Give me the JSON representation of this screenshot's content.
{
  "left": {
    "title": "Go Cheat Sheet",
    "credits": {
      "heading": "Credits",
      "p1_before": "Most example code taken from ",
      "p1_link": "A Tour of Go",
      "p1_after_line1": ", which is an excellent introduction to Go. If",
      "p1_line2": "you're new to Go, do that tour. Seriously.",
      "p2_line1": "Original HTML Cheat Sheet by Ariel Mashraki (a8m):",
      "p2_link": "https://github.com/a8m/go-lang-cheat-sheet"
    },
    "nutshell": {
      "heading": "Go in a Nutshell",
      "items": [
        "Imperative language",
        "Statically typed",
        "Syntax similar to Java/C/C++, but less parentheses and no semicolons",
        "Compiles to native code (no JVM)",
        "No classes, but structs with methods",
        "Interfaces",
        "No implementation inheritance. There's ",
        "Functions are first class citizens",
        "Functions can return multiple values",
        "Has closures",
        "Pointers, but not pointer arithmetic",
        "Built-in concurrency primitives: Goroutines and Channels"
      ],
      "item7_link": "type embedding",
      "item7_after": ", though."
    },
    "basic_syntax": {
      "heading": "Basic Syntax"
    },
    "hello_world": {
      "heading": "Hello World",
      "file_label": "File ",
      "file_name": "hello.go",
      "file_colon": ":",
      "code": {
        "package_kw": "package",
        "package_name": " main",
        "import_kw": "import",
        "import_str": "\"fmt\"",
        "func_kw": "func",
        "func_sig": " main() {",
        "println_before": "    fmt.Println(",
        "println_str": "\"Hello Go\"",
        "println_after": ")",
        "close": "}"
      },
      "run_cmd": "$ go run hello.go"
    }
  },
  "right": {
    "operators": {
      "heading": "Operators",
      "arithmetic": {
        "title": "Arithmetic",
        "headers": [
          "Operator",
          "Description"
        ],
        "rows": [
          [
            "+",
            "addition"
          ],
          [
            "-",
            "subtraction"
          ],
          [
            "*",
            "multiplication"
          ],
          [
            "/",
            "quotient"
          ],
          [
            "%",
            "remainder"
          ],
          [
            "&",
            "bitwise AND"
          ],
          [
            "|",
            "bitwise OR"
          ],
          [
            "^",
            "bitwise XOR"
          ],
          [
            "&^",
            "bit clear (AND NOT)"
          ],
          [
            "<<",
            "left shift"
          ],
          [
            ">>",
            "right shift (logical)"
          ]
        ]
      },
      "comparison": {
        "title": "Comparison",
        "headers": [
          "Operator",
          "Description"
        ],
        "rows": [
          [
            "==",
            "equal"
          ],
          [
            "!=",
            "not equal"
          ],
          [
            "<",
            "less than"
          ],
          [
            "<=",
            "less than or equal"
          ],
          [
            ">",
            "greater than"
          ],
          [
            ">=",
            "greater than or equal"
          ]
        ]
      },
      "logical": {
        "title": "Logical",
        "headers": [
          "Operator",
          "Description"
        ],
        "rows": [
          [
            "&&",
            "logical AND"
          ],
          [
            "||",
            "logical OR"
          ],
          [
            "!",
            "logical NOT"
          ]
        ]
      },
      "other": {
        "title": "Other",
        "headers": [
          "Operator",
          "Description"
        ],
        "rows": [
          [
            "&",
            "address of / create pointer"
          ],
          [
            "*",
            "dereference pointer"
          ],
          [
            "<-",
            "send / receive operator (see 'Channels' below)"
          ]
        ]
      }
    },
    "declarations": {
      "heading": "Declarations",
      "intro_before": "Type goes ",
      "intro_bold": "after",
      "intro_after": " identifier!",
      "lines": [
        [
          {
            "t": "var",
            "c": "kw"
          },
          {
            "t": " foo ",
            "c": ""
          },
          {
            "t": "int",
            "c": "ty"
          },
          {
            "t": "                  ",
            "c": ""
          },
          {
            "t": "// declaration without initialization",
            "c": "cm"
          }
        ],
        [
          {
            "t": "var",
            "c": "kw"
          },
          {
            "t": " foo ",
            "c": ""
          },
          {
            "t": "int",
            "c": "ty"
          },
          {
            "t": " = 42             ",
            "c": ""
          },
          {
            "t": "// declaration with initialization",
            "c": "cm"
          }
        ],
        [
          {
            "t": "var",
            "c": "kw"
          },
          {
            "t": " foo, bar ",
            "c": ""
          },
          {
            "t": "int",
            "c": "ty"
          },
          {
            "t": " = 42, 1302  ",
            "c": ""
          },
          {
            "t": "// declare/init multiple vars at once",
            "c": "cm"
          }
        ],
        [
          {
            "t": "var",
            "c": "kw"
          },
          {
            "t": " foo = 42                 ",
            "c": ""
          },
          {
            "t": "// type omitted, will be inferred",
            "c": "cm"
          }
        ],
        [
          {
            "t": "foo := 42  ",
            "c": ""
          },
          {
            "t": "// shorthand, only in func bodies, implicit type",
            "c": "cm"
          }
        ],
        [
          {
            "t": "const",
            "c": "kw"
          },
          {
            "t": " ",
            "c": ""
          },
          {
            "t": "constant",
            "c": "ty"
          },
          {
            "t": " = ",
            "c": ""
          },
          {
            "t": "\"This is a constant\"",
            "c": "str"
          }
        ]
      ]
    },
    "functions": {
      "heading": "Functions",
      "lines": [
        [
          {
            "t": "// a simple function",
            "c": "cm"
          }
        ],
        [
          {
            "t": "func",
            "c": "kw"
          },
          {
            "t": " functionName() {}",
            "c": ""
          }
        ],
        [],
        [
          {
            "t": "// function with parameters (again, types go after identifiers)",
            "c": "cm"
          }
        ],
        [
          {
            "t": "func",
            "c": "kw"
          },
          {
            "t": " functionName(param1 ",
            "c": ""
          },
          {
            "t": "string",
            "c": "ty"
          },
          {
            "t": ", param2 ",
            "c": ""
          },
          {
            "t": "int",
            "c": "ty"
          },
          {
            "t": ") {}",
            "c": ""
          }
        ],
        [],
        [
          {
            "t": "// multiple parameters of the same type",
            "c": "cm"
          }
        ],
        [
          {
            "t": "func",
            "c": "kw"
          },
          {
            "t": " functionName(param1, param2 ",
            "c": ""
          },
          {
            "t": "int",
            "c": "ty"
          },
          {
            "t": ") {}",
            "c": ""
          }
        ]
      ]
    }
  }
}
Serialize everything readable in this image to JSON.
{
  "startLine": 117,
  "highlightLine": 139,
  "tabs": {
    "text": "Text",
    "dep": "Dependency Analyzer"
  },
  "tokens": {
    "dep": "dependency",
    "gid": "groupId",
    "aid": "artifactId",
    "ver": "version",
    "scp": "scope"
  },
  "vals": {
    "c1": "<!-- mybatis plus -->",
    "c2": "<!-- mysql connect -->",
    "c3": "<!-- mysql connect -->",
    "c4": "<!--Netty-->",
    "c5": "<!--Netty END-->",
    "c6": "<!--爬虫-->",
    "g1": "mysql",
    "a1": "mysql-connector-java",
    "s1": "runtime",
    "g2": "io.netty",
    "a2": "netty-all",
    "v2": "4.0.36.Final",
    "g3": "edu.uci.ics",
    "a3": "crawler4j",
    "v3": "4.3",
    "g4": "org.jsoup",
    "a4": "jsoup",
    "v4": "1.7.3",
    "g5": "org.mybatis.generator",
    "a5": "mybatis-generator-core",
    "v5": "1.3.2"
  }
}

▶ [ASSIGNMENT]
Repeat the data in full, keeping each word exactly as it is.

▶ [WRITTEN ANSWER]
Give me the JSON representation of this screenshot's content.
{
  "left": {
    "title": "Go Cheat Sheet",
    "credits": {
      "heading": "Credits",
      "p1_before": "Most example code taken from ",
      "p1_link": "A Tour of Go",
      "p1_after_line1": ", which is an excellent introduction to Go. If",
      "p1_line2": "you're new to Go, do that tour. Seriously.",
      "p2_line1": "Original HTML Cheat Sheet by Ariel Mashraki (a8m):",
      "p2_link": "https://github.com/a8m/go-lang-cheat-sheet"
    },
    "nutshell": {
      "heading": "Go in a Nutshell",
      "items": [
        "Imperative language",
        "Statically typed",
        "Syntax similar to Java/C/C++, but less parentheses and no semicolons",
        "Compiles to native code (no JVM)",
        "No classes, but structs with methods",
        "Interfaces",
        "No implementation inheritance. There's ",
        "Functions are first class citizens",
        "Functions can return multiple values",
        "Has closures",
        "Pointers, but not pointer arithmetic",
        "Built-in concurrency primitives: Goroutines and Channels"
      ],
      "item7_link": "type embedding",
      "item7_after": ", though."
    },
    "basic_syntax": {
      "heading": "Basic Syntax"
    },
    "hello_world": {
      "heading": "Hello World",
      "file_label": "File ",
      "file_name": "hello.go",
      "file_colon": ":",
      "code": {
        "package_kw": "package",
        "package_name": " main",
        "import_kw": "import",
        "import_str": "\"fmt\"",
        "func_kw": "func",
        "func_sig": " main() {",
        "println_before": "    fmt.Println(",
        "println_str": "\"Hello Go\"",
        "println_after": ")",
        "close": "}"
      },
      "run_cmd": "$ go run hello.go"
    }
  },
  "right": {
    "operators": {
      "heading": "Operators",
      "arithmetic": {
        "title": "Arithmetic",
        "headers": [
          "Operator",
          "Description"
        ],
        "rows": [
          [
            "+",
            "addition"
          ],
          [
            "-",
            "subtraction"
          ],
          [
            "*",
            "multiplication"
          ],
          [
            "/",
            "quotient"
          ],
          [
            "%",
            "remainder"
          ],
          [
            "&",
            "bitwise AND"
          ],
          [
            "|",
            "bitwise OR"
          ],
          [
            "^",
            "bitwise XOR"
          ],
          [
            "&^",
            "bit clear (AND NOT)"
          ],
          [
            "<<",
            "left shift"
          ],
          [
            ">>",
            "right shift (logical)"
          ]
        ]
      },
      "comparison": {
        "title": "Comparison",
        "headers": [
          "Operator",
          "Description"
        ],
        "rows": [
          [
            "==",
            "equal"
          ],
          [
            "!=",
            "not equal"
          ],
          [
            "<",
            "less than"
          ],
          [
            "<=",
            "less than or equal"
          ],
          [
            ">",
            "greater than"
          ],
          [
            ">=",
            "greater than or equal"
          ]
        ]
      },
      "logical": {
        "title": "Logical",
        "headers": [
          "Operator",
          "Description"
        ],
        "rows": [
          [
            "&&",
            "logical AND"
          ],
          [
            "||",
            "logical OR"
          ],
          [
            "!",
            "logical NOT"
          ]
        ]
      },
      "other": {
        "title": "Other",
        "headers": [
          "Operator",
          "Description"
        ],
        "rows": [
          [
            "&",
            "address of / create pointer"
          ],
          [
            "*",
            "dereference pointer"
          ],
          [
            "<-",
            "send / receive operator (see 'Channels' below)"
          ]
        ]
      }
    },
    "declarations": {
      "heading": "Declarations",
      "intro_before": "Type goes ",
      "intro_bold": "after",
      "intro_after": " identifier!",
      "lines": [
        [
          {
            "t": "var",
            "c": "kw"
          },
          {
            "t": " foo ",
            "c": ""
          },
          {
            "t": "int",
            "c": "ty"
          },
          {
            "t": "                  ",
            "c": ""
          },
          {
            "t": "// declaration without initialization",
            "c": "cm"
          }
        ],
        [
          {
            "t": "var",
            "c": "kw"
          },
          {
            "t": " foo ",
            "c": ""
          },
          {
            "t": "int",
            "c": "ty"
          },
          {
            "t": " = 42             ",
            "c": ""
          },
          {
            "t": "// declaration with initialization",
            "c": "cm"
          }
        ],
        [
          {
            "t": "var",
            "c": "kw"
          },
          {
            "t": " foo, bar ",
            "c": ""
          },
          {
            "t": "int",
            "c": "ty"
          },
          {
            "t": " = 42, 1302  ",
            "c": ""
          },
          {
            "t": "// declare/init multiple vars at once",
            "c": "cm"
          }
        ],
        [
          {
            "t": "var",
            "c": "kw"
          },
          {
            "t": " foo = 42                 ",
            "c": ""
          },
          {
            "t": "// type omitted, will be inferred",
            "c": "cm"
          }
        ],
        [
          {
            "t": "foo := 42  ",
            "c": ""
          },
          {
            "t": "// shorthand, only in func bodies, implicit type",
            "c": "cm"
          }
        ],
        [
          {
            "t": "const",
            "c": "kw"
          },
          {
            "t": " ",
            "c": ""
          },
          {
            "t": "constant",
            "c": "ty"
          },
          {
            "t": " = ",
            "c": ""
          },
          {
            "t": "\"This is a constant\"",
            "c": "str"
          }
        ]
      ]
    },
    "functions": {
      "heading": "Functions",
      "lines": [
        [
          {
            "t": "// a simple function",
            "c": "cm"
          }
        ],
        [
          {
            "t": "func",
            "c": "kw"
          },
          {
            "t": " functionName() {}",
            "c": ""
          }
        ],
        [],
        [
          {
            "t": "// function with parameters (again, types go after identifiers)",
            "c": "cm"
          }
        ],
        [
          {
            "t": "func",
            "c": "kw"
          },
          {
            "t": " functionName(param1 ",
            "c": ""
          },
          {
            "t": "string",
            "c": "ty"
          },
          {
            "t": ", param2 ",
            "c": ""
          },
          {
            "t": "int",
            "c": "ty"
          },
          {
            "t": ") {}",
            "c": ""
          }
        ],
        [],
        [
          {
            "t": "// multiple parameters of the same type",
            "c": "cm"
          }
        ],
        [
          {
            "t": "func",
            "c": "kw"
          },
          {
            "t": " functionName(param1, param2 ",
            "c": ""
          },
          {
            "t": "int",
            "c": "ty"
          },
          {
            "t": ") {}",
            "c": ""
          }
        ]
      ]
    }
  }
}
Serialize everything readable in this image to JSON.
{
  "startLine": 117,
  "highlightLine": 139,
  "tabs": {
    "text": "Text",
    "dep": "Dependency Analyzer"
  },
  "tokens": {
    "dep": "dependency",
    "gid": "groupId",
    "aid": "artifactId",
    "ver": "version",
    "scp": "scope"
  },
  "vals": {
    "c1": "<!-- mybatis plus -->",
    "c2": "<!-- mysql connect -->",
    "c3": "<!-- mysql connect -->",
    "c4": "<!--Netty-->",
    "c5": "<!--Netty END-->",
    "c6": "<!--爬虫-->",
    "g1": "mysql",
    "a1": "mysql-connector-java",
    "s1": "runtime",
    "g2": "io.netty",
    "a2": "netty-all",
    "v2": "4.0.36.Final",
    "g3": "edu.uci.ics",
    "a3": "crawler4j",
    "v3": "4.3",
    "g4": "org.jsoup",
    "a4": "jsoup",
    "v4": "1.7.3",
    "g5": "org.mybatis.generator",
    "a5": "mybatis-generator-core",
    "v5": "1.3.2"
  }
}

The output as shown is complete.